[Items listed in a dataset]
—————

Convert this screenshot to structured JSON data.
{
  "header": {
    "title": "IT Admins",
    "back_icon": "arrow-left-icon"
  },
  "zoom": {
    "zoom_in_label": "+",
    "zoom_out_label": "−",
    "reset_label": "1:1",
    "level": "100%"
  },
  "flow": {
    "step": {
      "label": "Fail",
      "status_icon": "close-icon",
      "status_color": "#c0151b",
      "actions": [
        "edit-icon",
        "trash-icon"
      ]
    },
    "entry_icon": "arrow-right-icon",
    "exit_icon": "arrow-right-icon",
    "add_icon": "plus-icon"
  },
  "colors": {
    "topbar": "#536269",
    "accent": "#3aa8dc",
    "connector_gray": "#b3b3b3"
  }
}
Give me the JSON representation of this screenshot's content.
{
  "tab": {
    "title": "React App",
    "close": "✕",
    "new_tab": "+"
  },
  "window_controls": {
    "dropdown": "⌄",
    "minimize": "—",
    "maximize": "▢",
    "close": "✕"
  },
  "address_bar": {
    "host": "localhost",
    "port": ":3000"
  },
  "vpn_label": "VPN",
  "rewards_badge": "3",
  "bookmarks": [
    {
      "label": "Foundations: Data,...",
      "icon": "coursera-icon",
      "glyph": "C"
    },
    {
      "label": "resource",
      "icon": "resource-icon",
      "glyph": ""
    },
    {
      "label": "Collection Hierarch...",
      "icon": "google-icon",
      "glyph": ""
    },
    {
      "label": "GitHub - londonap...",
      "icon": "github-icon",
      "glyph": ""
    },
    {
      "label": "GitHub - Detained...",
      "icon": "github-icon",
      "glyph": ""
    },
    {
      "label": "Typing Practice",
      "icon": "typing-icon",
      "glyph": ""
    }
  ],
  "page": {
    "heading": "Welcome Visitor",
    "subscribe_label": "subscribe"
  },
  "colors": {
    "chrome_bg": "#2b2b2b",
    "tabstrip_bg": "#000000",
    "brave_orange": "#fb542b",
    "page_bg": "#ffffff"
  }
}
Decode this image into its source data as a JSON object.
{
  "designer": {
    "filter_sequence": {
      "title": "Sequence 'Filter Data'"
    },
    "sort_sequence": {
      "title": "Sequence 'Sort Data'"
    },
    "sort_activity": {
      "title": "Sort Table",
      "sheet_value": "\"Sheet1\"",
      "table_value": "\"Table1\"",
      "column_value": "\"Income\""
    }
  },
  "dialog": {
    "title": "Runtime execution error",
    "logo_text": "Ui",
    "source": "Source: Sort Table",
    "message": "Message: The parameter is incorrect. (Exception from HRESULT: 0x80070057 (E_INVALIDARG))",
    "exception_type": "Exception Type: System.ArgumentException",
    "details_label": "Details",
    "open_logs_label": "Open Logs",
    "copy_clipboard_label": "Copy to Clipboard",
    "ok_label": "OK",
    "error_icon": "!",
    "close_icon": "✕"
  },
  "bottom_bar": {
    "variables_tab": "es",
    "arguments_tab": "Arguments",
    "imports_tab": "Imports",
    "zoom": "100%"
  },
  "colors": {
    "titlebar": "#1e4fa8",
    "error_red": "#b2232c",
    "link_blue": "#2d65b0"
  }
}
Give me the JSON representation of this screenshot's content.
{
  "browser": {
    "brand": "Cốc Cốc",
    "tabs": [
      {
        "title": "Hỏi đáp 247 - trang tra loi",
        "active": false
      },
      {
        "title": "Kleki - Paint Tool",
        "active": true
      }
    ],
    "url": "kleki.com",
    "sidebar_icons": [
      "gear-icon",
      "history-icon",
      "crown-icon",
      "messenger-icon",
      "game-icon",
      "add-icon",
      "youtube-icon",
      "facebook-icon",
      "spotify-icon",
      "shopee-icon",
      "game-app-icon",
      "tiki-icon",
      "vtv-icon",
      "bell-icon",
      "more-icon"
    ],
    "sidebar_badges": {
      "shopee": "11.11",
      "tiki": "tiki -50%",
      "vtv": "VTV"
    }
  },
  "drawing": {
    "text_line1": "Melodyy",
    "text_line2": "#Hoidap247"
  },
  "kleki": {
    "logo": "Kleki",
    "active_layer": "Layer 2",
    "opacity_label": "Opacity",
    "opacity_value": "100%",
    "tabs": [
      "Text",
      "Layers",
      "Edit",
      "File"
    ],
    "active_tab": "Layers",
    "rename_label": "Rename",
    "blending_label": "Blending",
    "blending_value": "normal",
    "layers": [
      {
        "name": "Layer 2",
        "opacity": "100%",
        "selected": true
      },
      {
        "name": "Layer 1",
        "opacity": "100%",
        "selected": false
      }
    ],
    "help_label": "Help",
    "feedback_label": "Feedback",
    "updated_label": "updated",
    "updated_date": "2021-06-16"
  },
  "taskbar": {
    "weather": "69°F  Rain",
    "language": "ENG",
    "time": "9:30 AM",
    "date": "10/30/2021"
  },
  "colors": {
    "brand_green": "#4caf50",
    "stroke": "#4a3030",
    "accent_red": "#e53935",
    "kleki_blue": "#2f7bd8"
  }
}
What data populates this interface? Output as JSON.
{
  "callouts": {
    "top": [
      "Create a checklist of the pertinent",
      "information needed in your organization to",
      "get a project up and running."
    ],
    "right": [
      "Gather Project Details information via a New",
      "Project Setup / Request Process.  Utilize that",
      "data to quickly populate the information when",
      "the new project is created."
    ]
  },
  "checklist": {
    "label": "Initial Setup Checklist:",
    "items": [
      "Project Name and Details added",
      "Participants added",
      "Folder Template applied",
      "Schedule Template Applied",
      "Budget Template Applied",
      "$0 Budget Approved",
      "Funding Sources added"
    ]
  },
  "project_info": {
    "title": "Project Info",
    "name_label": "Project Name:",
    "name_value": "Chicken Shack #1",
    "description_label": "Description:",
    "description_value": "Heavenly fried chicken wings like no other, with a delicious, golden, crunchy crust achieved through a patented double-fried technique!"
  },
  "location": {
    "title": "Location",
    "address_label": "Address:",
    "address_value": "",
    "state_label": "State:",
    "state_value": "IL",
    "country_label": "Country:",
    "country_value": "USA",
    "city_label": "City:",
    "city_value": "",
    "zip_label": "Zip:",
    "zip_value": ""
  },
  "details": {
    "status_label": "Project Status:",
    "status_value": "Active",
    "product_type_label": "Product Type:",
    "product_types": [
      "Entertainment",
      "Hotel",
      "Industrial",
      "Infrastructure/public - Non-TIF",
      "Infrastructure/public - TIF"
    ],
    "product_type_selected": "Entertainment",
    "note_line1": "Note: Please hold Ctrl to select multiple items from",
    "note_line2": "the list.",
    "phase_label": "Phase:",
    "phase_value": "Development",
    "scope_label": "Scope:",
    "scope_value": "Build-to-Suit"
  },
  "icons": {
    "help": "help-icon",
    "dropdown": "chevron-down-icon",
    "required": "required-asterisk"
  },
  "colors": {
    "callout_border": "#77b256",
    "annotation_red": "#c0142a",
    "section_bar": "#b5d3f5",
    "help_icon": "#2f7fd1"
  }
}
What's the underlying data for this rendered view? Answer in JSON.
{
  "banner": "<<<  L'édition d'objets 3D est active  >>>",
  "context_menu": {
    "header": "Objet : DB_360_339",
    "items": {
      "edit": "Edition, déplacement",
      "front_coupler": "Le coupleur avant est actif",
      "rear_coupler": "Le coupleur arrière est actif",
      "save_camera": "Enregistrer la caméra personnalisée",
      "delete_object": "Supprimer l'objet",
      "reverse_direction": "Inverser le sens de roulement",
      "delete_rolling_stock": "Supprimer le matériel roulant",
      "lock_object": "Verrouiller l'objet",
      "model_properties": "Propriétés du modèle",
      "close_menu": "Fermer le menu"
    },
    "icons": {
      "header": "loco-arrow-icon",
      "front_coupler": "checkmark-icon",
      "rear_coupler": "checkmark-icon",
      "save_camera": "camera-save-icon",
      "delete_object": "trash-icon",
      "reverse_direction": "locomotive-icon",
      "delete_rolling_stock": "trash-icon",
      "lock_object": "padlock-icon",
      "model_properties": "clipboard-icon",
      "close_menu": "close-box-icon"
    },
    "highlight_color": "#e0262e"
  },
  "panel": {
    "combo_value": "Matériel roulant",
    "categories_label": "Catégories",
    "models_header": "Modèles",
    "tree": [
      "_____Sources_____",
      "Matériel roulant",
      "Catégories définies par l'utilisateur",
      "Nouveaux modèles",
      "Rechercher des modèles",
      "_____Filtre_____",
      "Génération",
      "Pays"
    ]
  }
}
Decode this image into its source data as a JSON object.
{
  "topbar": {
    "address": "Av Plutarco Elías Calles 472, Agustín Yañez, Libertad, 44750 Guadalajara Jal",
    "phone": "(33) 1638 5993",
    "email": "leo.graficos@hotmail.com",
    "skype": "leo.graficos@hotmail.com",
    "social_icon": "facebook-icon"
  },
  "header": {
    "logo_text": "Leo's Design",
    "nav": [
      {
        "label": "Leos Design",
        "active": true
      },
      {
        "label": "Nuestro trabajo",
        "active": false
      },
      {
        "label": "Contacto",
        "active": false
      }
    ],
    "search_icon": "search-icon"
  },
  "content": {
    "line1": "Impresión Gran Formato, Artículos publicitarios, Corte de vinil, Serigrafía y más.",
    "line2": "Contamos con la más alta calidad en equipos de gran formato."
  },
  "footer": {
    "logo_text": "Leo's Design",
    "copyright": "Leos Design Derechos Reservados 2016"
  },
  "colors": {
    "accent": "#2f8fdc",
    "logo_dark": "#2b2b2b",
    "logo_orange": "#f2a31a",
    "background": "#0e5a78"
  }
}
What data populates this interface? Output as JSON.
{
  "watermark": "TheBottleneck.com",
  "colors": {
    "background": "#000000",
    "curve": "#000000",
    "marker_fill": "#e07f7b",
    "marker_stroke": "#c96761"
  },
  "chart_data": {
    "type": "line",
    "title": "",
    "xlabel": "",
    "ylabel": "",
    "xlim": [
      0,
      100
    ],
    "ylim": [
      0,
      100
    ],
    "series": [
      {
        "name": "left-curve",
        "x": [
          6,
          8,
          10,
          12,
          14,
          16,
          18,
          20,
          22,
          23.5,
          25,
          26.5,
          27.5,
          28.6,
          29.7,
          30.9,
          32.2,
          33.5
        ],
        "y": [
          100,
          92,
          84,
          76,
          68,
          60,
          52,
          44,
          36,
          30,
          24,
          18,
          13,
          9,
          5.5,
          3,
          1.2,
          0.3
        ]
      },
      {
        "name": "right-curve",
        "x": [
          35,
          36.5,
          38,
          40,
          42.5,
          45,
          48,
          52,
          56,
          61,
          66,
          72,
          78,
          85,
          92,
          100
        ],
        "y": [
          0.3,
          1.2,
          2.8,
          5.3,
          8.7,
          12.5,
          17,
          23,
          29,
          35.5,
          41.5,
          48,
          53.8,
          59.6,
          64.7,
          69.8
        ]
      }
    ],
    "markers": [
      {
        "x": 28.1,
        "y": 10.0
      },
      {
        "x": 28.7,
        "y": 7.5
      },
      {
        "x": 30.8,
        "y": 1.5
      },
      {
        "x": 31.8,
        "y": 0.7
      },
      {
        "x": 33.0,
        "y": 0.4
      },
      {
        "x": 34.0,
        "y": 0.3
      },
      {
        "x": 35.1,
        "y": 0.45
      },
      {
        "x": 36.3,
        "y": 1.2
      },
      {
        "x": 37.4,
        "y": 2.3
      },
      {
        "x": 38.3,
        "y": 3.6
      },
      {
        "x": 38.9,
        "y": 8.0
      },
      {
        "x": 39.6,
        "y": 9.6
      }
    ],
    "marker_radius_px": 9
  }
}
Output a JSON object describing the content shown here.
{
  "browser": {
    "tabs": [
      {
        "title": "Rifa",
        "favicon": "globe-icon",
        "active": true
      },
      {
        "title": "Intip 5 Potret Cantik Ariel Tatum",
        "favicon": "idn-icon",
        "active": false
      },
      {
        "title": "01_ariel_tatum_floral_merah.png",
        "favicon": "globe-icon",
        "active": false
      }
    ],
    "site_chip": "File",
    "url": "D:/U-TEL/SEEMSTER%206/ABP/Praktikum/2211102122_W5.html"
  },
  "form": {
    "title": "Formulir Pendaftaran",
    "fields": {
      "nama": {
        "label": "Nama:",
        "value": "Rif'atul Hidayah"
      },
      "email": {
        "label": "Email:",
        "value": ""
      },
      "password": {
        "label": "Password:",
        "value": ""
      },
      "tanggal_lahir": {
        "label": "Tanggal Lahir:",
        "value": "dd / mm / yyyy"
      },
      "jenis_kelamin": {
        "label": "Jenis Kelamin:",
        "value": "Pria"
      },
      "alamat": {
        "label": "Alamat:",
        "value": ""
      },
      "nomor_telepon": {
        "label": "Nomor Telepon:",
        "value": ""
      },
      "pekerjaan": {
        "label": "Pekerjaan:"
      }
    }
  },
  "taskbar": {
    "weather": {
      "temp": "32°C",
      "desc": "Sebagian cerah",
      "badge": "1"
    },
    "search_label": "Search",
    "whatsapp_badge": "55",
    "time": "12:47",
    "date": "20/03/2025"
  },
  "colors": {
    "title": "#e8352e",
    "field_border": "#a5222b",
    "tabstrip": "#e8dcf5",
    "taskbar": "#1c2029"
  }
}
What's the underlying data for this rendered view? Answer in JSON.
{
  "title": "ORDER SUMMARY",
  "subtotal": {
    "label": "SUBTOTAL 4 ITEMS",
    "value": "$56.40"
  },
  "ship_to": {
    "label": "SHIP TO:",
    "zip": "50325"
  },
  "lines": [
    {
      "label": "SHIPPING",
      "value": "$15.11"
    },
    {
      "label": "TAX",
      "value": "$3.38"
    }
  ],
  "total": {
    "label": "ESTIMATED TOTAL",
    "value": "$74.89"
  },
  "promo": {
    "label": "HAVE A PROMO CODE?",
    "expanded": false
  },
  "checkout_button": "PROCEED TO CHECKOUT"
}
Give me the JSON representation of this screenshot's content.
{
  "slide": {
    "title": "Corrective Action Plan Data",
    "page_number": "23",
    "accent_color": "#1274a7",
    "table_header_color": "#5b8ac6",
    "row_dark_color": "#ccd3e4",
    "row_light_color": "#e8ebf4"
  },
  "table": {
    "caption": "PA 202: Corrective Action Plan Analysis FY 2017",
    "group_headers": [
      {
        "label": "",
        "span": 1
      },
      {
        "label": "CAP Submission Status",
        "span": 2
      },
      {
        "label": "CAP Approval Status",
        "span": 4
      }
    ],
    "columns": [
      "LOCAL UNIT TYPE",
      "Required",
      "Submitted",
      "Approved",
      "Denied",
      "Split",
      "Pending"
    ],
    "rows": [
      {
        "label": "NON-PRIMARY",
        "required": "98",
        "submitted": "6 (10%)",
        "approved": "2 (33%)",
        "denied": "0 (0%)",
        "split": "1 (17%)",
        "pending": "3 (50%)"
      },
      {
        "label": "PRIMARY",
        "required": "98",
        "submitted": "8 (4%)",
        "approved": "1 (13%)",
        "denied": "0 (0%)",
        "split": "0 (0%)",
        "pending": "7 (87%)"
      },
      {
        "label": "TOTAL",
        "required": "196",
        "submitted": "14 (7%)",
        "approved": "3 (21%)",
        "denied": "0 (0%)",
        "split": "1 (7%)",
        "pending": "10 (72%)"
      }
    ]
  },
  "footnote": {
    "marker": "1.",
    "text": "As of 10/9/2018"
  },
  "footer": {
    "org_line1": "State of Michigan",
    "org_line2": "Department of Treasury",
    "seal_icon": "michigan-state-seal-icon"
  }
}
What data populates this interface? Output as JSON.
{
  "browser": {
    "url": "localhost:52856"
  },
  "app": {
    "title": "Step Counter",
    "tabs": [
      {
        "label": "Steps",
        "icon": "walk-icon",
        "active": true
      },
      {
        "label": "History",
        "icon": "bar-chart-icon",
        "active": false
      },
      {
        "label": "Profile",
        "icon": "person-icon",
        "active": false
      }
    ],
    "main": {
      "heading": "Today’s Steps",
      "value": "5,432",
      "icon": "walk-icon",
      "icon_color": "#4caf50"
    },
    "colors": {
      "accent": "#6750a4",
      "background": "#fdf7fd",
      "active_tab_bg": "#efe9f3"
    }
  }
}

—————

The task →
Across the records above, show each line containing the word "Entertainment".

Solution to this problem →
      "Entertainment",
    "product_type_selected": "Entertainment",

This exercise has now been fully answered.